The Family and Medical Leave Act has had a huge impact on staffing decisions in American business. The act was meant to give those with medical issues additional time to handle those medical needs as well as care for family members that required additional assistance. The act was put in place in 1993 with good intentions by lawmakers to protect the jobs of workers with legitimate health and family issues (Reilly, Minnick, & Baack, 2012, p. 86). The actual result of the act has been muddied with abusers of the law.

Larger employers are now burdened with workers who have discovered that once qualified for FMLA time they are often given wide leeway by employers regarding taking time off work. When scheduling workers some companies are forced to schedule “an extra 15% of workers on weekdays and an extra 33% of workers on weekends” (Leah, 2008, n.p.). Because FMLA time is not required to be prearranged workers often take sudden weekends off or leave early on Fridays. Extra staffing costs companies large amounts of money just to be sure they have sufficient workers to cover for other workers who decide not to work a shift and write it off to FMLA.

Although there are many legitimate users of FMLA time the act allows for widespread abuse. At least “10 to 12% of people who take FLMA are not doing it legitimately, according to Jim Brown, senior vice president of FMLAsource, an affiliate of ComPsych” (Leah, 2008, n.p.).

Another issue that faces companies regarding staffing is the increased cost of Social Security premiums. When deciding if a new employee can be hired companies must not only count the cost of the wages paid to the employee but also the cost of employer contributions to the Social Security fund. Governmental requirements such as Social Security have a huge impact on the employer’s ability to adequately staff.

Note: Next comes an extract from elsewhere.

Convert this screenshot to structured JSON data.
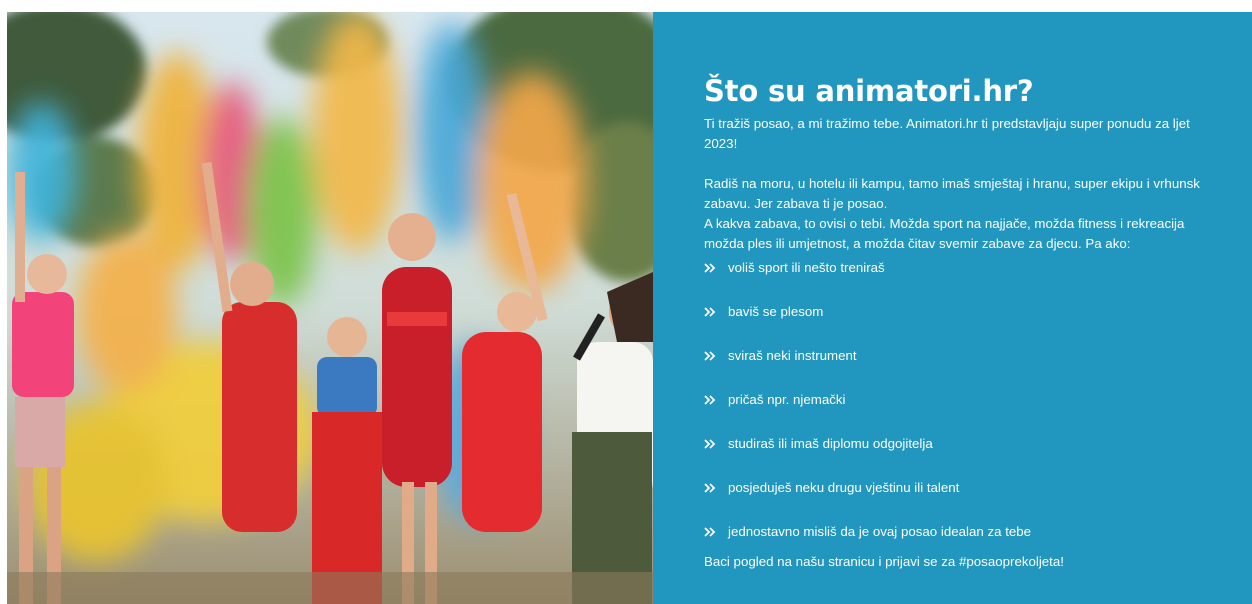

Leah, C. S. (2008). I’m on FMLA leave: Benefits pros offer their peers advice on combating FMLA abuse. Employee Benefit News, , n/a. Retrieved from http://search.proquest.com/docview/214866517?accountid=32521
Reilly, M., Minnick, C., & Baack, D. (2011) The Five Functions of Effective Management. Bridgepoint Education: San Diego.